During the COVID-19 pandemic, the world has been going through a veritable global ‘vulnerability experience’, ultimately revealing the interconnectedness of both global and local challenges such as health, pollution and climate change, biodiversity, and food and energy supply. The pandemic has prompted us to rethink the way our cities are designed in order to promote future-proof models that are in harmony with the local conditions and our planet’s boundaries.
Any visionary role model of a city, however, is only as successful as it suggests clear transition pathways. This paper intends to show that the concept of a ‘regenerative city’ is such a model. Furthermore, it seeks to encourage to look at transitional trajectories ahead, be it in the food, energy, transport or health sector, from the implementational level of a city government.
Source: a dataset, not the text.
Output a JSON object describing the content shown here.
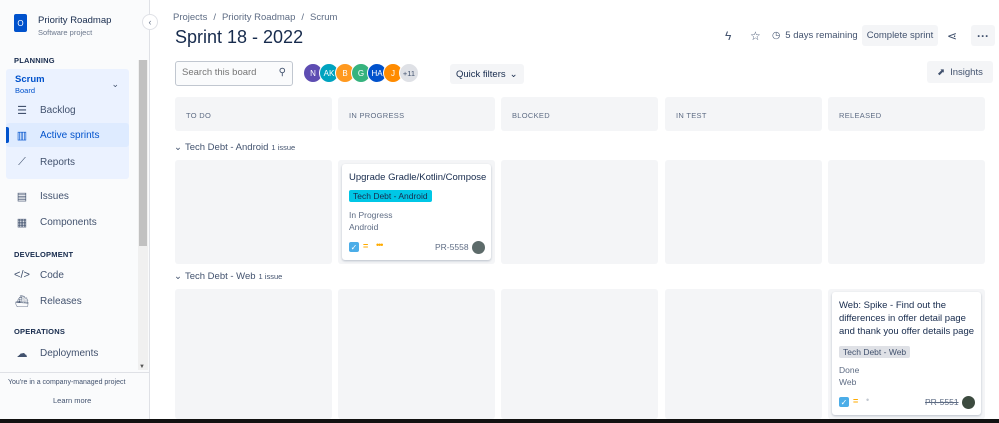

The regenerative city not only preserves the capacities and capabilities of ecosystems, but actively restores them by establishing closed, efficient and consistent material cycles between the city and the surrounding area.
At the same time, the regenerative city is not only aimed at the regeneration of resources and the efficiency of ecosystems, it also has to regenerate its public spaces and built environments in a human-centred fashion, rather than centred on individual car use. One of the determining factors of a regenerative city aiming for greater resilience will be whether or not it is able to establish a restorative relationship with its environment, its hinterlands, and build a circular metabolism of goods.
This article has been originally published in Henry Stewart Publications (Journal of Urban Regeneration and Renewal Volume 15 Number 2).